The Grand Forks-based U.S. Customs and Border Protection agent woke up to a dispatch call at 2 a.m. Wednesday from the Red Lake (Minn.) Police Department.
Four people were missing in a boat on Lower Red Lake, and police needed air assistance for the search.
“So we scrambled out of bed, got in the helicopter and flew over there,” said Benson, who is assigned to the North Dakota Air Branch of CBP’s Office of Air and Marine.
Benson and Greg Abner, the branch’s director of air operations, flew the 70 air miles from their base in Grand Forks to the lake.
A boat with two adults and two children had been reported missing after failing to return to shore around 8 or 9 p.m. Tuesday.
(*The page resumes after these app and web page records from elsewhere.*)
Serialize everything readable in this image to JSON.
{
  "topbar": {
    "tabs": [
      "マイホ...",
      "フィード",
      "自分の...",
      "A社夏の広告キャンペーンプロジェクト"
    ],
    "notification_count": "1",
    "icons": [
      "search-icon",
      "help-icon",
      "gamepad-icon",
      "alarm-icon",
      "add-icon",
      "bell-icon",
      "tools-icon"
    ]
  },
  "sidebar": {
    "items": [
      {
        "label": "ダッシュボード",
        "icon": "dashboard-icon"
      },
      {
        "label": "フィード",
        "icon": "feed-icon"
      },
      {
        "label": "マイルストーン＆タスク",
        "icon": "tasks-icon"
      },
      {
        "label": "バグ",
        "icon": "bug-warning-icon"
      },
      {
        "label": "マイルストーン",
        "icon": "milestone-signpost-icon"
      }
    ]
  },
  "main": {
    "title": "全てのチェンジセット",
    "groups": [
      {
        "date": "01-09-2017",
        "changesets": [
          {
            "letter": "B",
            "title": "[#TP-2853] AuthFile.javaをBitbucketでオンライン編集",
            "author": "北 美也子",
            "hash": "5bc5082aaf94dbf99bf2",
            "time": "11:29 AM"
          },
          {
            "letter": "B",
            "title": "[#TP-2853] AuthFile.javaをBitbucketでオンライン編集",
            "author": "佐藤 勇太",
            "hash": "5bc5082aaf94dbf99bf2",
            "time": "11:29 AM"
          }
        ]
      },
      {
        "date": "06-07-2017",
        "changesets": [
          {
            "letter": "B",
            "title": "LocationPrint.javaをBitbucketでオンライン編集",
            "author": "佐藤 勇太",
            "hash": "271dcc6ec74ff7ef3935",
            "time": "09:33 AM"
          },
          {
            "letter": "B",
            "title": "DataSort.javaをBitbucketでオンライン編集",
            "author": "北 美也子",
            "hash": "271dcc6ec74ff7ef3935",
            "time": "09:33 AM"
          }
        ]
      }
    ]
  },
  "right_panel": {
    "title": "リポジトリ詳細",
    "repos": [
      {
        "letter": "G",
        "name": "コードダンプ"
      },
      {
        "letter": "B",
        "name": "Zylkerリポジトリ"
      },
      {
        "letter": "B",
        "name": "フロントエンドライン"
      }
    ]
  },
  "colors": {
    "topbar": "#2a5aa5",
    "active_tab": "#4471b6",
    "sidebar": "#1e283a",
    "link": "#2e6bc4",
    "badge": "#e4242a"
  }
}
Benson said four law enforcement boats from the Police Department searched the water for the missing boat. But, because of high winds and waves, it was difficult for boats to search the lake, which, at 288,000 acres, is the largest lake completely bordered by Minnesota.
Benson and Abner helped out by flying about 3,000 feet above the lake and scanning the water with an infrared camera.
They eventually located the boat near the center of the lake. Benson said it looked to be a 14- or 15-foot boat with an outboard motor, and four people appeared to be lying in the bottom.
When they shined their searchlight on it, one of the people started waving his or her arms as if he or she were in distress, Benson said.
The helicopter then helped guide the search boats to the vessel. Once they had it in tow, the helicopter had to fly back to base because of a fuel shortage.
Benson credited the Red Lake Police Department for its hard work in the dark, wavy conditions.
“Those guys worked a lot harder than we did,” he said.
The department could not be reached for comment for the story.
Benson said he does not know what caused the boat to go missing, but he did say that the four people rescued appeared to be in fine condition.
Abner said the important take-away from the rescue is the value of collaboration among federal, state and local agencies. The Office of Air and Marine helps out with all federal, state and local agencies that need assistance, which he said is a great asset to help agencies protecting and serving the public.
“These are federal assets that we have and it’s credit to (the U.S. Department of) Homeland Security and to Customs and Border Protection that we can get out there in an hour’s time and get to local law enforcement to help out the American people,” he said.